_How to complete this task_
As the answer, give a copy of each line below that includes the word "false".

==== Data supplied ====

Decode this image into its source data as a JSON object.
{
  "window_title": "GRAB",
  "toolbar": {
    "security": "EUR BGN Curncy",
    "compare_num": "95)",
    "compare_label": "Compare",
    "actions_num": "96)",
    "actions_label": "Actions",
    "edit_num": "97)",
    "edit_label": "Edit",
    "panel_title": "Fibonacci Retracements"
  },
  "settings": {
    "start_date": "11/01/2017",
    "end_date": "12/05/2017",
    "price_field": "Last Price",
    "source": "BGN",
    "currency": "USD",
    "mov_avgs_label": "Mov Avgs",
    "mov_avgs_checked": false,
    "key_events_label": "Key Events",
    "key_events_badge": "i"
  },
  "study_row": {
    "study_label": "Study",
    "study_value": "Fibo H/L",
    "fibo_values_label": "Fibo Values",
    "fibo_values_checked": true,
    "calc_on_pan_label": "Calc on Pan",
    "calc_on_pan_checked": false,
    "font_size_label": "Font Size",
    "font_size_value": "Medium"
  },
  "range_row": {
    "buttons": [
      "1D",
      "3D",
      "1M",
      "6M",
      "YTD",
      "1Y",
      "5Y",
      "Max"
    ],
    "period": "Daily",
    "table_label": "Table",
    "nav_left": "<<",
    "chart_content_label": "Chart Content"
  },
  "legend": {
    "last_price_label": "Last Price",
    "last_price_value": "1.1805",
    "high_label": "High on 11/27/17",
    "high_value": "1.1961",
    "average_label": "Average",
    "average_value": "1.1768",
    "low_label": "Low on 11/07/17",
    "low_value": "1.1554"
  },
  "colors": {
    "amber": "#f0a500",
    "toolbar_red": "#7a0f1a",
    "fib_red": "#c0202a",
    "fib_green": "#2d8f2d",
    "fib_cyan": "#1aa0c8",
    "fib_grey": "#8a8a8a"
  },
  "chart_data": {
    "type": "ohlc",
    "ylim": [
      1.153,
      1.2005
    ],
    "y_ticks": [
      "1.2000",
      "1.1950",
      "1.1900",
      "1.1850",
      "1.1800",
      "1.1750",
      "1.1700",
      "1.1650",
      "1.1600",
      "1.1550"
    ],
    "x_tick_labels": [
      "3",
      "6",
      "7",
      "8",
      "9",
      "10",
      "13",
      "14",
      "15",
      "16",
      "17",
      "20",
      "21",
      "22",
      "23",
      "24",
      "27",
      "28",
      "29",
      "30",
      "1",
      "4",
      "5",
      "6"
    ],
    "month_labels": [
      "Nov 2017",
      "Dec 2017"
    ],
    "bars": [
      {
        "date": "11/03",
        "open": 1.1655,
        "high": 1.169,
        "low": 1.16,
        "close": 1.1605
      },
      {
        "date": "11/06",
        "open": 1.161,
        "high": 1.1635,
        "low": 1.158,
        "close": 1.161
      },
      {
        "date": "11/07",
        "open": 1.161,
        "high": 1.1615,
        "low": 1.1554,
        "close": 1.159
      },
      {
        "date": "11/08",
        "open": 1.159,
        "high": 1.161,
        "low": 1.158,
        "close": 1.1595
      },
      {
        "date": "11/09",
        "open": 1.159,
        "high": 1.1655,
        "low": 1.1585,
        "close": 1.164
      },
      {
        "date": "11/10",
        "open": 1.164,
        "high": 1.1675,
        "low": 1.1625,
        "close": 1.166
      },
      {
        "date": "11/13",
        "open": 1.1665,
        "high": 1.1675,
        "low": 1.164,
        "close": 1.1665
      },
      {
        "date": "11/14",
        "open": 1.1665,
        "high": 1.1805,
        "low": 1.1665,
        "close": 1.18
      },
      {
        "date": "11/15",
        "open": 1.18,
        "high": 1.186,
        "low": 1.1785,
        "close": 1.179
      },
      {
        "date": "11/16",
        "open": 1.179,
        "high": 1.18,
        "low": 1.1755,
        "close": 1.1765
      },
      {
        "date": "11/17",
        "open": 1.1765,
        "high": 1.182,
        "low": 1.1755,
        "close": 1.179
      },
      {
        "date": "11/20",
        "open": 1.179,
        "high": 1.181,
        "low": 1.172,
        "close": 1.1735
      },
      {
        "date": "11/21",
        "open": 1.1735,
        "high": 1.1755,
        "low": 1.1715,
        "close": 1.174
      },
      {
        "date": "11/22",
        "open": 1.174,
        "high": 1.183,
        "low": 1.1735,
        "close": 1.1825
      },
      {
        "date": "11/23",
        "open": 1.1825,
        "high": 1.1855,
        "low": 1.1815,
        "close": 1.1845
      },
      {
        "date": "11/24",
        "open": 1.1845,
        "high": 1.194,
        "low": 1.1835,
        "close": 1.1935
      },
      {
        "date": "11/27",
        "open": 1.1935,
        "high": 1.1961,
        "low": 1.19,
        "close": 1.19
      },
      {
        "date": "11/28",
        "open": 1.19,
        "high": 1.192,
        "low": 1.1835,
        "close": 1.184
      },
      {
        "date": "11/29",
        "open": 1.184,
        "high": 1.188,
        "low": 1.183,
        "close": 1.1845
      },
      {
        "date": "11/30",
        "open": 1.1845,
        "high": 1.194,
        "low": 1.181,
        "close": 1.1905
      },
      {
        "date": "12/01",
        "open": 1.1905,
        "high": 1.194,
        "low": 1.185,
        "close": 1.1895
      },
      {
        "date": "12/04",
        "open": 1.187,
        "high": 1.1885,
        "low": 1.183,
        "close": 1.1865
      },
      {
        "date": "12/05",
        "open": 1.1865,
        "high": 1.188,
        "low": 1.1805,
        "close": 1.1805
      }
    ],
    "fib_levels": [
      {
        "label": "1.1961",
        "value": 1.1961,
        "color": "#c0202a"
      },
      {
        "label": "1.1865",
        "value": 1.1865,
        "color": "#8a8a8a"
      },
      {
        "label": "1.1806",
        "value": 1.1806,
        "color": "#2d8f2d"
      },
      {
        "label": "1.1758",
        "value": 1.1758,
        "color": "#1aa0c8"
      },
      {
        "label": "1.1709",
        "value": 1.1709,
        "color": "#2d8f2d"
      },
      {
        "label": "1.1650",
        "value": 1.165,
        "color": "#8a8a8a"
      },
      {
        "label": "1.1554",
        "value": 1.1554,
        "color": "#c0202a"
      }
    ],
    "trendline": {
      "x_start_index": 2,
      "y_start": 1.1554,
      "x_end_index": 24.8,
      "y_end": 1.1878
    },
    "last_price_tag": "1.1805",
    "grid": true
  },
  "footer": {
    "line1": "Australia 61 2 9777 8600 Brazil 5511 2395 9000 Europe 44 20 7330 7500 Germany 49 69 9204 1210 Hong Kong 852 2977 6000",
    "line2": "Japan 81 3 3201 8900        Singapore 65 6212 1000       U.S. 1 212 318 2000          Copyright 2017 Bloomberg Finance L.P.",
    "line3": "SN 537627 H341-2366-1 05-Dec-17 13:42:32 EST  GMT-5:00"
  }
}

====

_Answer box_
    "mov_avgs_checked": false,
    "calc_on_pan_checked": false,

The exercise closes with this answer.